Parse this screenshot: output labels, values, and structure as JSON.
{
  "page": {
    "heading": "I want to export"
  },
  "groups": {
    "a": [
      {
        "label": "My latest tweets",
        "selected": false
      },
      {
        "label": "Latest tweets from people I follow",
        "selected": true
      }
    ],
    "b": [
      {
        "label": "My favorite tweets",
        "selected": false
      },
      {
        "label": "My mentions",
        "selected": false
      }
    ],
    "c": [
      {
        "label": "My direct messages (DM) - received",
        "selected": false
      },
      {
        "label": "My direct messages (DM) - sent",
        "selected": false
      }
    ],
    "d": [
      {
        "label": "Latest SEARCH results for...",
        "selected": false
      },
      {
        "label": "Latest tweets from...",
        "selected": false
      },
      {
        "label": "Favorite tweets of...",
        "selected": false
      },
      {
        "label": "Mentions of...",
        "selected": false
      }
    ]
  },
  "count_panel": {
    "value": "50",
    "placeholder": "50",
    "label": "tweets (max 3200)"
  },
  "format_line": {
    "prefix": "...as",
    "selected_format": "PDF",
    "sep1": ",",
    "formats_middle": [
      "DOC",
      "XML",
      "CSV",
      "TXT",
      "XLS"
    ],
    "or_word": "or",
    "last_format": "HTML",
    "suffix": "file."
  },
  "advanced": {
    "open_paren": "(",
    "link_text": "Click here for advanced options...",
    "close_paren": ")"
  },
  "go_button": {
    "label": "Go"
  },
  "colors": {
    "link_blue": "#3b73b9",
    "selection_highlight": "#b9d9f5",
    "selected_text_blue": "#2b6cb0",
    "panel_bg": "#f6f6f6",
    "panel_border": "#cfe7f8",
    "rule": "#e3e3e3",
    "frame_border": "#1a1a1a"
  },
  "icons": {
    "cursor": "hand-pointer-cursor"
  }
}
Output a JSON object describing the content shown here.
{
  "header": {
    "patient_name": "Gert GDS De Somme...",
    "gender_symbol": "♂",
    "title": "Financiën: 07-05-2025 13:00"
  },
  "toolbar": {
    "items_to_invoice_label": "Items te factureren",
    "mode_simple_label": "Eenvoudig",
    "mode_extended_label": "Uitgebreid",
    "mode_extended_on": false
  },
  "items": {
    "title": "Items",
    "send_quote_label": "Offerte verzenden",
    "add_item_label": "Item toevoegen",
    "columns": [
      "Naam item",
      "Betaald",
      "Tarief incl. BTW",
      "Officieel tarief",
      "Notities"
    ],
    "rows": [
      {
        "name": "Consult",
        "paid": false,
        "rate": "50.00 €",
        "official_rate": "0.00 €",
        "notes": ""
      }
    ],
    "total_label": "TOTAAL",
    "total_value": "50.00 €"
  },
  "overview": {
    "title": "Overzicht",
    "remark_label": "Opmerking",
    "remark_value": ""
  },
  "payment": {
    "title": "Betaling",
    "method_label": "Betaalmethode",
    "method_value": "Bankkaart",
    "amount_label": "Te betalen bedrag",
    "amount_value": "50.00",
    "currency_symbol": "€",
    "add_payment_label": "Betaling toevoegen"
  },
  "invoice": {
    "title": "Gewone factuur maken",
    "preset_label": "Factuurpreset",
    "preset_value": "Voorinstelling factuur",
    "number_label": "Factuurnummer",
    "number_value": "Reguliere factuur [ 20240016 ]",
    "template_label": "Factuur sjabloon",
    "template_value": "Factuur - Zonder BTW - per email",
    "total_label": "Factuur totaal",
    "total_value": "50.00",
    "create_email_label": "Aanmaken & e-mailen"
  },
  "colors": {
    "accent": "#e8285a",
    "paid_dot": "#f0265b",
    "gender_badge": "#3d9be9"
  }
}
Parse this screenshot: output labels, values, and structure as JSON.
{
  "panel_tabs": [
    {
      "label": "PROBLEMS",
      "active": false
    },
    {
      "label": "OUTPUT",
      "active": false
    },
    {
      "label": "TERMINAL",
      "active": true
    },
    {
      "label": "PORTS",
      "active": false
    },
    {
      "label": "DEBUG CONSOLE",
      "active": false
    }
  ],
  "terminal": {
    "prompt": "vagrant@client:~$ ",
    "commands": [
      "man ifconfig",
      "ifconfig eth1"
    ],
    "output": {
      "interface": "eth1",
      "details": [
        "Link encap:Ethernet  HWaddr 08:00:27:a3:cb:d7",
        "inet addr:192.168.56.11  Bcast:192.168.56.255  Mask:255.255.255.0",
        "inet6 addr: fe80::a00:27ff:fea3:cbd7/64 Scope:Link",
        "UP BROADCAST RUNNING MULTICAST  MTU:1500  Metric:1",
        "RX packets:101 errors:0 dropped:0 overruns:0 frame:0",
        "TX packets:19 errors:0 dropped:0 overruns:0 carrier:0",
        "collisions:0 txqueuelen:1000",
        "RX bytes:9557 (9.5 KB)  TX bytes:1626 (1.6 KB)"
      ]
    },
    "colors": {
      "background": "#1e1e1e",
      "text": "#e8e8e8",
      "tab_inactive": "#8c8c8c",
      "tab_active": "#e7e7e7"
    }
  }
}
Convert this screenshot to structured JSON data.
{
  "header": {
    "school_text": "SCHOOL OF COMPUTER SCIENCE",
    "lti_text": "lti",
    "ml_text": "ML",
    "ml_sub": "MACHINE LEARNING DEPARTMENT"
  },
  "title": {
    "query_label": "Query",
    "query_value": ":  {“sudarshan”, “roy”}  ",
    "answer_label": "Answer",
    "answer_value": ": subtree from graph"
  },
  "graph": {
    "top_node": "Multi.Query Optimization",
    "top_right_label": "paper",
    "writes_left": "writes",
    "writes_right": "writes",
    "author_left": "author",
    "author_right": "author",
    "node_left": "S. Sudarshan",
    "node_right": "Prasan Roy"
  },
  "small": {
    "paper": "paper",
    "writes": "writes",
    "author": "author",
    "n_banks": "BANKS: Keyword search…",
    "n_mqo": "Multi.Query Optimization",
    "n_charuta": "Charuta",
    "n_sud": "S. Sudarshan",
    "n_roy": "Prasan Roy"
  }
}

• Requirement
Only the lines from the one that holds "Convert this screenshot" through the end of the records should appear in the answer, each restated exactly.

• Expected answer
Convert this screenshot to structured JSON data.
{
  "header": {
    "school_text": "SCHOOL OF COMPUTER SCIENCE",
    "lti_text": "lti",
    "ml_text": "ML",
    "ml_sub": "MACHINE LEARNING DEPARTMENT"
  },
  "title": {
    "query_label": "Query",
    "query_value": ":  {“sudarshan”, “roy”}  ",
    "answer_label": "Answer",
    "answer_value": ": subtree from graph"
  },
  "graph": {
    "top_node": "Multi.Query Optimization",
    "top_right_label": "paper",
    "writes_left": "writes",
    "writes_right": "writes",
    "author_left": "author",
    "author_right": "author",
    "node_left": "S. Sudarshan",
    "node_right": "Prasan Roy"
  },
  "small": {
    "paper": "paper",
    "writes": "writes",
    "author": "author",
    "n_banks": "BANKS: Keyword search…",
    "n_mqo": "Multi.Query Optimization",
    "n_charuta": "Charuta",
    "n_sud": "S. Sudarshan",
    "n_roy": "Prasan Roy"
  }
}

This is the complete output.